In Acts 5, we have a clear picture of what Paul was saying in Romans 13:1 concerning proper submission:

Acts 5:25-29 Then someone came and said, "Look! The men you put in jail are standing in the temple courts teaching the people." At that, the captain went with his officers and brought the apostles. They did not use force, because they feared that the people would stone them. The apostles were brought in and made to appear before the Sanhedrin to be questioned by the high priest. "We gave you strict orders not to teach in this name," he said. "Yet you have filled Jerusalem with your teaching and are determined to make us guilty of this man's blood." Peter and the other apostles replied: "We must obey God rather than human beings! "

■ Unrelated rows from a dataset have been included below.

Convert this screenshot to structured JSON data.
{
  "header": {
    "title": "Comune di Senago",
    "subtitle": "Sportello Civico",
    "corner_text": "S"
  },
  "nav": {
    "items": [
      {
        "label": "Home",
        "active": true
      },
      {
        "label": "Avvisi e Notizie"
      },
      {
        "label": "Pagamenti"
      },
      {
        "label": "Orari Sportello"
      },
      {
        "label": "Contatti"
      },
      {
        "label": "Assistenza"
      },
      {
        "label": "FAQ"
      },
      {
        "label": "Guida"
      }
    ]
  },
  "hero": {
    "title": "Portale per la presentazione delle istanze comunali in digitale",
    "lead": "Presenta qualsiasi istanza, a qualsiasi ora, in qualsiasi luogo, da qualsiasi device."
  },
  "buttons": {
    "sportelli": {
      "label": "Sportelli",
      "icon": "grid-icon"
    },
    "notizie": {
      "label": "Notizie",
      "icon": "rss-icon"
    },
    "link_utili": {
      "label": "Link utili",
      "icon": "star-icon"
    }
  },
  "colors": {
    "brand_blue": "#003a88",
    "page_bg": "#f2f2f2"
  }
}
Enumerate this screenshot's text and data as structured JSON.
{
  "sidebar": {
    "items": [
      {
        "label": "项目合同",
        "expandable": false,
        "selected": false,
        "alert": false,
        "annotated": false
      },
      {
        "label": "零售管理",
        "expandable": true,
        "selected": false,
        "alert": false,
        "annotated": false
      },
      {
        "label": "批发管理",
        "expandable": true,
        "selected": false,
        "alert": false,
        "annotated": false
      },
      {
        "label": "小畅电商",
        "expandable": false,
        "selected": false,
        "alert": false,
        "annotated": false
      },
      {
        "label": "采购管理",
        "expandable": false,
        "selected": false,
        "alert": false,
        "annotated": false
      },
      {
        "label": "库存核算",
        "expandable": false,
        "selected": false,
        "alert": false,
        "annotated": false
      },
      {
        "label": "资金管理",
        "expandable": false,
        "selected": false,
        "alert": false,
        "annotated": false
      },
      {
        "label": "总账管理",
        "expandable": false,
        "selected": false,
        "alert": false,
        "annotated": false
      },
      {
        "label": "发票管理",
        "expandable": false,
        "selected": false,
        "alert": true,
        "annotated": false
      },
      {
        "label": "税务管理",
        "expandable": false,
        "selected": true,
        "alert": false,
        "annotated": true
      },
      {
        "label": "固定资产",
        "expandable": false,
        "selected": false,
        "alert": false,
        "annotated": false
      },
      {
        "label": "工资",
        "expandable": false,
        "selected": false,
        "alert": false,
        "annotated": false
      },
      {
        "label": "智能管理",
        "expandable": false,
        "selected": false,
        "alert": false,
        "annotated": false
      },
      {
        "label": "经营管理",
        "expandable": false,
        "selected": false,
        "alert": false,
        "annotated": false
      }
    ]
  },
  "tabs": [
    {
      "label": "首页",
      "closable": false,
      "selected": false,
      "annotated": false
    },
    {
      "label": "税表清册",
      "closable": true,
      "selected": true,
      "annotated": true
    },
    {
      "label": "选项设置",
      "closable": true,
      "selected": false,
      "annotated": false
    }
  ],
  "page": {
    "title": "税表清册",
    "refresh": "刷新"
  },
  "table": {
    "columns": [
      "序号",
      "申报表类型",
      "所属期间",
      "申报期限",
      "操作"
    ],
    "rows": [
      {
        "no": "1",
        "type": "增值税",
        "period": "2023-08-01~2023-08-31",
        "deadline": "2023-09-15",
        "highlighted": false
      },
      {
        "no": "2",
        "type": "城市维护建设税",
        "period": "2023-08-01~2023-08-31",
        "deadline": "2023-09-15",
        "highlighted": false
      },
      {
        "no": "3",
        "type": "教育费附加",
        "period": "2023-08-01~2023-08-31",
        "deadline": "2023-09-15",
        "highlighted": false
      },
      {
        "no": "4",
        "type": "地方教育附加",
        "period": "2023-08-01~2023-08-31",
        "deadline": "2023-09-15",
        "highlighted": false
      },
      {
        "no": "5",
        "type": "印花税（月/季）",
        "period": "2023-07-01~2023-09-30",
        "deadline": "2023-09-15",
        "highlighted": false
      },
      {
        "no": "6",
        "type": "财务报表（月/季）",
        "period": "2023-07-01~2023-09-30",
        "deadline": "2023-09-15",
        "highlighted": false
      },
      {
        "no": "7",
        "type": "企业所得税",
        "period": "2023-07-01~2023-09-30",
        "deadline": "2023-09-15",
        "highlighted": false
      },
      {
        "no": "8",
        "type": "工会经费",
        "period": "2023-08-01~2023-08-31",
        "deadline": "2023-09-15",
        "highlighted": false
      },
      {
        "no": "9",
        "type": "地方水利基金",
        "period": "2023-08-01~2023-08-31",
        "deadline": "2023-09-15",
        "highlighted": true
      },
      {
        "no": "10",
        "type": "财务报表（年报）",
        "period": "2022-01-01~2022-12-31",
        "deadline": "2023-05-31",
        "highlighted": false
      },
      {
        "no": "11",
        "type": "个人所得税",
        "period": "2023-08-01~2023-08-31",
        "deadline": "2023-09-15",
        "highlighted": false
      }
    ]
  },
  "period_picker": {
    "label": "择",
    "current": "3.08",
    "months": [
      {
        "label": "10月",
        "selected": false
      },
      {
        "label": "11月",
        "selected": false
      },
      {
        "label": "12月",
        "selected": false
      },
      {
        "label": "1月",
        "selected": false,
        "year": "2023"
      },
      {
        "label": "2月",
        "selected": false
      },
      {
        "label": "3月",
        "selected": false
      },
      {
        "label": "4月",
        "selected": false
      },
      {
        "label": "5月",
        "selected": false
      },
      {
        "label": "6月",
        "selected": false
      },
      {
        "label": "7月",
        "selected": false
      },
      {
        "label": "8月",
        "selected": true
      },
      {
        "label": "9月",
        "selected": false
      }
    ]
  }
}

Clearly, God's laws are seen as superseding man's delegated authority. This is the general principle we are to follow when making these types of ethical decisions. We should follow the higher law (Matt. 10:37; Acts 16:19-28); just as military personal are to obey the Constitution over an unlawful order of a superior (see above). The midwives were justified in obeying God's law of not murdering Moses (Exod. 1:17). Their disobedience to Pharaoh was an essential part of saving so-called innocent lives. Note that there are numerous accounts of lies being told in Scripture to persevere life (Josh 2:1-24 (Heb 11:31: Jas 2:25); Josh 8:3-8; Judges 4:18-21; 5:24-27; 1 Sam 16:1-5; 19:12-17; 20:6; 21:13; 27:10; 2 Sam 5:22-25; 15:34; 17:19-20; 2 Kings 16:14-20; Jer 38:24-28). God also sent strong delusions (not lies) that some would not believe the truth (2 Thess 2:11; cf. 1 Kings 22:19-23).

Christians should not lie as a norm. However, Exodus 20:16 states, "You shall not give false testimony against your neighbor" (cf. Exod 20:17). A true neighbor does not tell us to murder, rape, etc.! Those are the commands of an enemy - the Enemy (John 10:10). While Christians should (1) always pray for their enemies and government authorities (Matt. 5:44; Luke 6:28; 1 Tim. 2:1-4), (2) in certain circumstances aid their enemies (Good Samaritan - Luke 10:25-37), and (3) even obey their enemies (Rom. 13:1), at times we must lie to them when they command us to do evil (cf. Rehab the Harlot; Josh. 2:1-6; Heb. 11:31). If an armed gang enters into your house to rape your daughter who is hiding in the closet, are you going to tell them where she is, or are you going to protect your family? As a former police detective my answer is be prepared with a convincing answer which glorifies God; lie in order to protect your family against the enemy!

The midwives were blessed for fearing God (Exod. 1:21). The fear of God led them to rightfully balance the commands of Scripture, for which they rightfully were rewarded.

These types of ethical decisions are difficult to make. God expects Christians to properly balance what is right and what is wrong, to not to take things out of their proper context, or use false excuses to lie and/or disobey delegated authority. In my experience, I have seen people justify about anything, even murder for a 69 cent hairbrush (literally). Remember, God is the final Judge. Tread carefully, as he knows your heart (Acts 15:8). God weighs our hearts, knows our secrets, and understands our thoughts (Pss. 17:3; 44:21; 139:1-4). God tests our hearts and rewards and/or punishes accordingly (Jer. 17:9-10). So, we need grace and wisdom to purify our hearts before him (Matt. 5:8; Jas. 4:8).

Related Topics:

Must We Always Tell the Truth?
Why Did Elisha lie?
Did God tell Samuel to lie - 1 Samuel 16:1-5

Answer by Dr. Joseph R. Nally, Jr.

Dr. Joseph R. Nally, Jr., D.D., M.Div. is the Theological Editor at Third Millennium Ministries (Thirdmill).